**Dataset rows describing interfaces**

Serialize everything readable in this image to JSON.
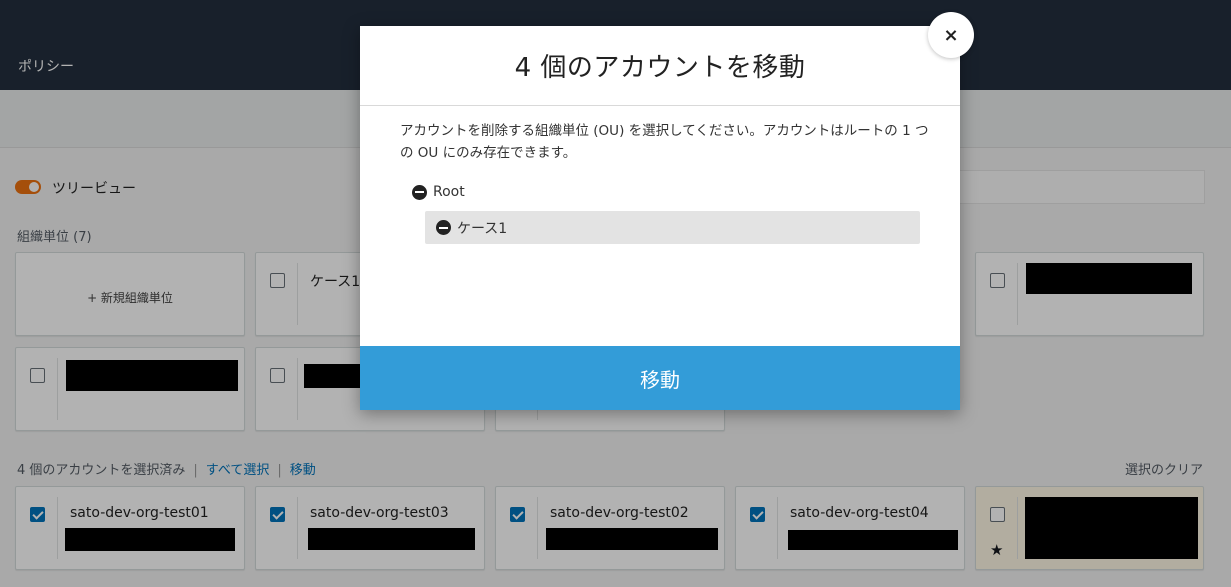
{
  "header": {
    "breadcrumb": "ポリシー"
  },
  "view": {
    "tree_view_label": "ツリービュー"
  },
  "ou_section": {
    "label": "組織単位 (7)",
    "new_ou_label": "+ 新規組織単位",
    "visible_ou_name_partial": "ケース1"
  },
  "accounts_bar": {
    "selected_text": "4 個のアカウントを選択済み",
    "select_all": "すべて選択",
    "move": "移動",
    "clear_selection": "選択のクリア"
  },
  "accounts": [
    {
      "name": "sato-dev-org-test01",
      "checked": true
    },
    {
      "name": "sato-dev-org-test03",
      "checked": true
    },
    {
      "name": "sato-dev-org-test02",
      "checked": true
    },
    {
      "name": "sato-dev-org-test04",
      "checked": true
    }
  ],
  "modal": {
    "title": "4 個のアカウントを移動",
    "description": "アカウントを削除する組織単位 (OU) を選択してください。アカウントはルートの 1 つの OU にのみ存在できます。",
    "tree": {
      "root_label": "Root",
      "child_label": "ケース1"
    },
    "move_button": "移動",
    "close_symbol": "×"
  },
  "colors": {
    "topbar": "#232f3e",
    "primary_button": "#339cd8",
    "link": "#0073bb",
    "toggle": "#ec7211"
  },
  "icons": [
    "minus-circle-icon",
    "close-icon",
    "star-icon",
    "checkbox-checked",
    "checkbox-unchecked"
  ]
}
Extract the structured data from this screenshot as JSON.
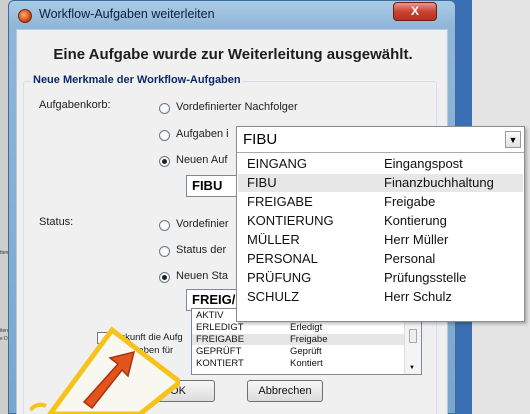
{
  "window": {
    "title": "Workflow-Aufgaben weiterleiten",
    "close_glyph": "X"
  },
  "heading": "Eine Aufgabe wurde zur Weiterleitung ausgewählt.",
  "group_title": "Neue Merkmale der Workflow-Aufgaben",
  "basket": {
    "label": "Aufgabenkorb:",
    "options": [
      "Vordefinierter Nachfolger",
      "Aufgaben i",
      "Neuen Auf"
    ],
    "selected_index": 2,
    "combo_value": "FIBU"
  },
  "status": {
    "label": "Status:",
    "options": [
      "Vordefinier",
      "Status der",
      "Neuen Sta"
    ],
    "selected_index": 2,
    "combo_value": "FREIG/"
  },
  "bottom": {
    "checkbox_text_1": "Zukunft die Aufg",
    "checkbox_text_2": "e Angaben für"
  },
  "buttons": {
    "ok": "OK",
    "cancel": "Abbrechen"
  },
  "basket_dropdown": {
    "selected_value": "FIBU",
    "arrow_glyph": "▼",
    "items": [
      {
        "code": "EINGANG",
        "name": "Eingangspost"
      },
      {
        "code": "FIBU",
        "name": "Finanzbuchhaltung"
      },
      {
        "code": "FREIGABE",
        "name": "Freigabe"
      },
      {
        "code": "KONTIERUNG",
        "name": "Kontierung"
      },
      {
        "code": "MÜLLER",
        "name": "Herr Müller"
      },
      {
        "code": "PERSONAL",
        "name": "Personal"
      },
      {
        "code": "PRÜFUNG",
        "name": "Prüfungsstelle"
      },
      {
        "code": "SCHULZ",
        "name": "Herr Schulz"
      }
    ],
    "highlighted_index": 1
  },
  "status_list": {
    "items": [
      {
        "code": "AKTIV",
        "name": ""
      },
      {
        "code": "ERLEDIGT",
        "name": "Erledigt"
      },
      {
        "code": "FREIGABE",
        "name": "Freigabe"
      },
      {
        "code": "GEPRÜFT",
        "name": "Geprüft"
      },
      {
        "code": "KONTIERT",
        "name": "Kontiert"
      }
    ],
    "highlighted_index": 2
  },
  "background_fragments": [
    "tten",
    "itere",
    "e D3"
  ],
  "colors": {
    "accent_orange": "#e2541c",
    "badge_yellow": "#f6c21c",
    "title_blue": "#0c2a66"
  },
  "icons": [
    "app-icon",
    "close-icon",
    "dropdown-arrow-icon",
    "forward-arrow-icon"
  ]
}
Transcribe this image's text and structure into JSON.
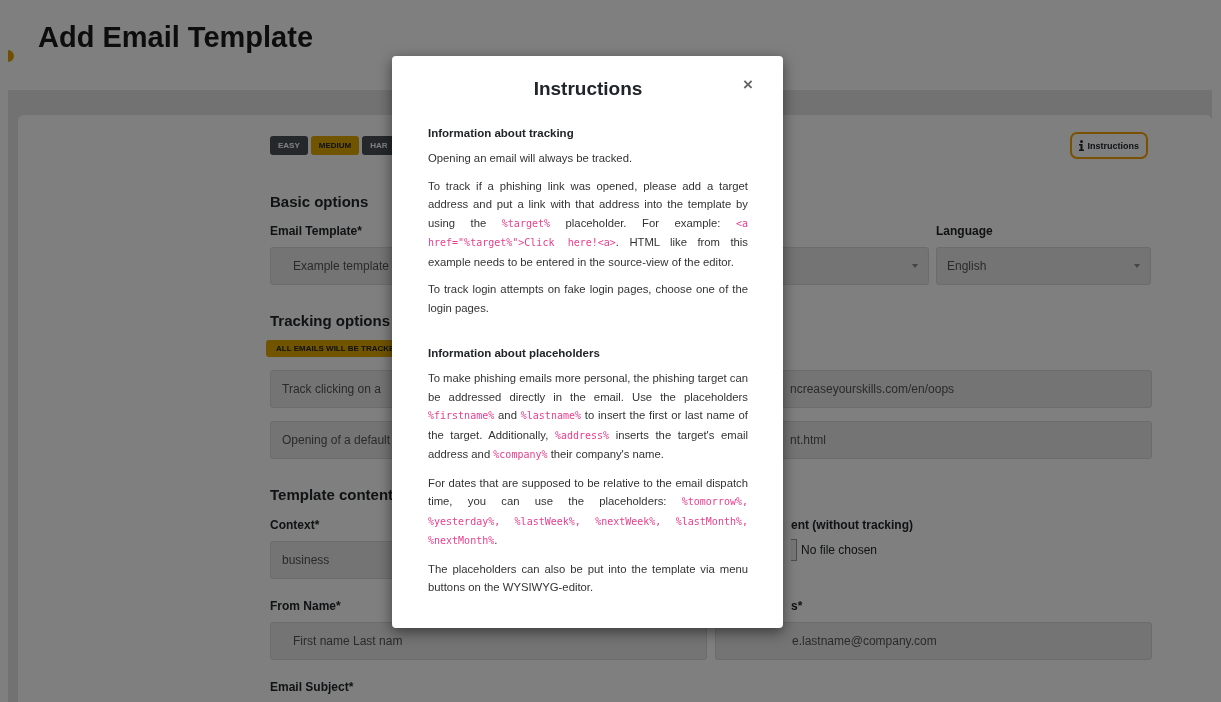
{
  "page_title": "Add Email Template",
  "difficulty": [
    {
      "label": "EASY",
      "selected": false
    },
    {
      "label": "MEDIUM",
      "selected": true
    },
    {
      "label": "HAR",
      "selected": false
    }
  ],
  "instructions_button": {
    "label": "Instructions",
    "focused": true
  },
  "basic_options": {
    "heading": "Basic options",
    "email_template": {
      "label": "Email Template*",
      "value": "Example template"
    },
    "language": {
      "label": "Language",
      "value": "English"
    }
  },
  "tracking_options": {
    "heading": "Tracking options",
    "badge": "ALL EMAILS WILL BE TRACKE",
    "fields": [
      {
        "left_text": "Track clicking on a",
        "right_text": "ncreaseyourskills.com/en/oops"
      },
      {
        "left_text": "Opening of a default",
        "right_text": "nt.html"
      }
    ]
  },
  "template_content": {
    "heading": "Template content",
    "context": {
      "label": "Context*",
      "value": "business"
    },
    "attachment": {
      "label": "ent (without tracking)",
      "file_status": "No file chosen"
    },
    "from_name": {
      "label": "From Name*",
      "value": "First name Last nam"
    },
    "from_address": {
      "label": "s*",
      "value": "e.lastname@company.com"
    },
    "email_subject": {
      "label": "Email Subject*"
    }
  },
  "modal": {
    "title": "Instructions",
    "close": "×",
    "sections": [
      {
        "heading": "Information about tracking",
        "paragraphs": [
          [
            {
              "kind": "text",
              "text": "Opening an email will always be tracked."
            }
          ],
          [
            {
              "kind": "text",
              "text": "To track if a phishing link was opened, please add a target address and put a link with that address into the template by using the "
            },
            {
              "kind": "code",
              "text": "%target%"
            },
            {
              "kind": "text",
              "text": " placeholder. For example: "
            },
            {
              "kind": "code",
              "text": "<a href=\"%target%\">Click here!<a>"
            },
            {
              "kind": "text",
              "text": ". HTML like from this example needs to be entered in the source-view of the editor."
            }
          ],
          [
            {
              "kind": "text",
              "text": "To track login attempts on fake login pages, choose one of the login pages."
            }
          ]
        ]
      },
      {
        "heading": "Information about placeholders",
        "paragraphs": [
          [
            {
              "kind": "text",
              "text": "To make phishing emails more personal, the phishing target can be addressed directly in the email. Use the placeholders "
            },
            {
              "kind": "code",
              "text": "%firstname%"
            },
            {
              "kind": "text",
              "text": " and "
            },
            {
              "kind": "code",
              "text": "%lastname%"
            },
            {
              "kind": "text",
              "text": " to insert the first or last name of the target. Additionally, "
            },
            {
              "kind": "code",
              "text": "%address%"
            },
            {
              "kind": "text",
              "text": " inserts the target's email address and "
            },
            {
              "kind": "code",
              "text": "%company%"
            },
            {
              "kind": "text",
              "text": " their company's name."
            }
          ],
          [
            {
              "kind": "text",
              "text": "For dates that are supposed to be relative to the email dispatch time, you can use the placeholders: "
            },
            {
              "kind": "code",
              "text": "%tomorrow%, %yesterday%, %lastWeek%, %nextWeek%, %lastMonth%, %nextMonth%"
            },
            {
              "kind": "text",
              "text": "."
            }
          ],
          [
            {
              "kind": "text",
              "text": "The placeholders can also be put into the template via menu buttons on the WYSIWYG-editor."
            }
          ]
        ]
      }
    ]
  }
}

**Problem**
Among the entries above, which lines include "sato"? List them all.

**Problem solution**
      "name": "sato-dev-org-test01",
      "name": "sato-dev-org-test03",
      "name": "sato-dev-org-test02",
      "name": "sato-dev-org-test04",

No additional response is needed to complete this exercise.